Travel, of course, is always a journey through both exterior and interior spaces, physical and mental, and we witness both in these often wistful poems. A visit on Cape Cod with friends, “women of a certain age”, affords an opportunity to “live like in the books, / without any of the fuss / of having to sustain anything / except ourselves.” Children grow up over the span of these travels, despite her wishing she “had caged” them, holding onto the past. A third visit to Niagara Falls is the first without her son – “the first time / you were too young to remember / and the second too old to want / to come along” – who is now far off in Siberia on travels of his own. Iowa is a place equally exotic, known only “from watching a baseball movie / … until we left our daughter / there”, and they drive long out of the way to visit the Field of Dreams site, “And it was there, / just like we’d seen it, / in real life.” Stopping “South of the Border” she buys “picture postcards of this place on the way / to where we’re actually going.” That’s a good description of the mosaic of life that is constructed out of these brief notes, a chronical of stops along the way until, in the final poem, “all future plans suspended… / we are / still saving up from our last trip.”

Escape Velocity by Kristin Kowalski Ferragut, a gift from a dear friend and fellow poet.

A courageous testament, lush with startling imagery, Kristin Kowalski Ferragut’s Escape Velocity focuses on the personal in order to illuminate the universal. “Truth leaves words in shambles,” Ferragut cautions us. Nevertheless, “All the days in this long life / fill with such wonder of / words . . .” With each poem standing on its own as a singular story, taken as a whole, this premier collection takes the reader on an Odyssey, unsettling at times, tender at others, through memory and loss, forward with strength and resilience to confront “This love of what grows wild flowers . . . erratic, uncertain, hard to stare down.” The laws of physics cannot constrain this poet’s quest; the reader will be rewarded for accompanying her on the journey. —W. Luther Jett, Author of Everyone Disappears, Our Situation, and Not Quite

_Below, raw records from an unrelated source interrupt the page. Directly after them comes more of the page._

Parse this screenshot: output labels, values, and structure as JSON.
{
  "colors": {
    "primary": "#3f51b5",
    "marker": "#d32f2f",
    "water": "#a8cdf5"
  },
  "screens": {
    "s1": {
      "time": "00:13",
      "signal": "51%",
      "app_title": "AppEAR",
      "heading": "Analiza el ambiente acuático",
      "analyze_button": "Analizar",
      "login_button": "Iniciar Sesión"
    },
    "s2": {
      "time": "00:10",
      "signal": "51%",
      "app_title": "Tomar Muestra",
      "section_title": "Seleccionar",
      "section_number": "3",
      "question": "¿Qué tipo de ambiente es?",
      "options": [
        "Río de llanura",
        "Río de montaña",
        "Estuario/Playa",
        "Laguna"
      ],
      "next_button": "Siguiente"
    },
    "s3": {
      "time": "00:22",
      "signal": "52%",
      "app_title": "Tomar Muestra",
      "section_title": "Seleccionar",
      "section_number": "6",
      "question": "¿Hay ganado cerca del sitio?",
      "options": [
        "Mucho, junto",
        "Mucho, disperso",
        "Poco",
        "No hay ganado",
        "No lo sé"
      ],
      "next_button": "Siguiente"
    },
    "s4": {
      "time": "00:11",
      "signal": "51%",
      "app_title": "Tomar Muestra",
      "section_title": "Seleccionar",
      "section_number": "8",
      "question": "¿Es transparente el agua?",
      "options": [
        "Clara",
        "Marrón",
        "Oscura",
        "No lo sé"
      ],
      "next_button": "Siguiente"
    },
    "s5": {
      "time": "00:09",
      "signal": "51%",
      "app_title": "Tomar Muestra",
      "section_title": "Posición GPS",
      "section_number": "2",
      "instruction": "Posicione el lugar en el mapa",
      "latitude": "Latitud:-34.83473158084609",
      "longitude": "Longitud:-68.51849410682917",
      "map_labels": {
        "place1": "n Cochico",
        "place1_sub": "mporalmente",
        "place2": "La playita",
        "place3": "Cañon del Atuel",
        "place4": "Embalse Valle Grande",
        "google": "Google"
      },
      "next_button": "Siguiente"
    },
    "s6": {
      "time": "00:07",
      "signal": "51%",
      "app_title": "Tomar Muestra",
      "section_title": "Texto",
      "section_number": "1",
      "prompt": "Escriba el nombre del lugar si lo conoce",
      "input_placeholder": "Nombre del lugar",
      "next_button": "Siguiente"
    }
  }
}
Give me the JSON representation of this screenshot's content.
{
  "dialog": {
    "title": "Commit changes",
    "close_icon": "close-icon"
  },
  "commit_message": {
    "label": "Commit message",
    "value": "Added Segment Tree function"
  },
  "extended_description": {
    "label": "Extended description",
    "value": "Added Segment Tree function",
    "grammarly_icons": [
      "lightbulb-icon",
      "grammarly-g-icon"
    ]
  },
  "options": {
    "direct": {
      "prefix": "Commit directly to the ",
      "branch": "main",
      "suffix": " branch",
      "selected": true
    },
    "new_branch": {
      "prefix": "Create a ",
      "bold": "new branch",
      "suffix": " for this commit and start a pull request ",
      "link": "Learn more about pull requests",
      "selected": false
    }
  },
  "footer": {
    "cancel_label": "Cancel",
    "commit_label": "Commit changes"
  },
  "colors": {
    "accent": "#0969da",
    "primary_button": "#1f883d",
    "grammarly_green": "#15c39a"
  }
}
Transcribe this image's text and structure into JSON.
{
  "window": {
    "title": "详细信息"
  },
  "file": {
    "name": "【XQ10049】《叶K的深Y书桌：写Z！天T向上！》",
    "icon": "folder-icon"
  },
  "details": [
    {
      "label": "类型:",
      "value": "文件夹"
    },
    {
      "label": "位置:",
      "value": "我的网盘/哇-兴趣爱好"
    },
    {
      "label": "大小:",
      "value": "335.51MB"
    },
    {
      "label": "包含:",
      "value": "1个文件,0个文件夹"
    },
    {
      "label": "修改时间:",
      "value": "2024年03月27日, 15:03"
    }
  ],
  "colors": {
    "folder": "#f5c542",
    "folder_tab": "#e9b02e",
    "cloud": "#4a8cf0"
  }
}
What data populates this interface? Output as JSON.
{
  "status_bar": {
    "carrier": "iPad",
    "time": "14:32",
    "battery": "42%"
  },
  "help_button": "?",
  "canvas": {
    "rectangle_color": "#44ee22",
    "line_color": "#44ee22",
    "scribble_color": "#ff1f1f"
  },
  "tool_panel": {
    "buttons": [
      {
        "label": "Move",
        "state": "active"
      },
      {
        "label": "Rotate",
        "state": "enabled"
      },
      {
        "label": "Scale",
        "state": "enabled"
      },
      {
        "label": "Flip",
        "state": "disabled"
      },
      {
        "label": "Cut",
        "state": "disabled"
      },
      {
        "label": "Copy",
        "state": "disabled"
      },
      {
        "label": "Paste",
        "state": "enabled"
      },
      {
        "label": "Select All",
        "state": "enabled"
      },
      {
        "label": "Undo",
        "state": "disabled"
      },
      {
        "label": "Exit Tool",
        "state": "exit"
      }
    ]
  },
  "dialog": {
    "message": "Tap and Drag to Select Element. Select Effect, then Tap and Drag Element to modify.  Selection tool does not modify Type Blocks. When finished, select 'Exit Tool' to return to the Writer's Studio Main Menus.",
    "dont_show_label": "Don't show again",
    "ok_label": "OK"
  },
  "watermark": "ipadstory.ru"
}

“I challenge you to / Unzip your skin and see / if you make it to the West Coast. / Exactly.” In Escape Velocity , Kristin Kowalski Ferragut invites us to experience the moments that make a life with finely honed wording and well-crafted stanzas that awaken every sense, often in unexpected ways. With deep compassion, she delves into relationships with family, loves and loves lost, the joys and sorrows that come with the bits and pieces that make a life and give us our sense of where we are in the world, sprinkled with delectable moments of wry humor. This exquisite debut poetry collection takes us beyond our usual understanding of self and place in a “rare conversation that matters.” —Lucinda Marshall, Founder and Host of DiVerse Gaithersburg Poetry Reading and Author of Inheritance Of Aging Self

Kristin Kowalski Ferragut sends us “Whirling / in our individual little confoundations,” as she reconciles the collective discord we face. She shoulders such universal themes as grief, love, and grace in a uniquely flawless dance. In “Unbearable Lightness” she muses, “We anchor ourselves in burdens, lost causes . . . to keep from floating away.” In lines like this, Ferragut startles us from our safe repose to experience the jeopardy and promise of motion; to believe in second chances and in our ability to “put the blood back / in the stone.” —Alison Palmer, Author of The Need for Hiding

What did you receive?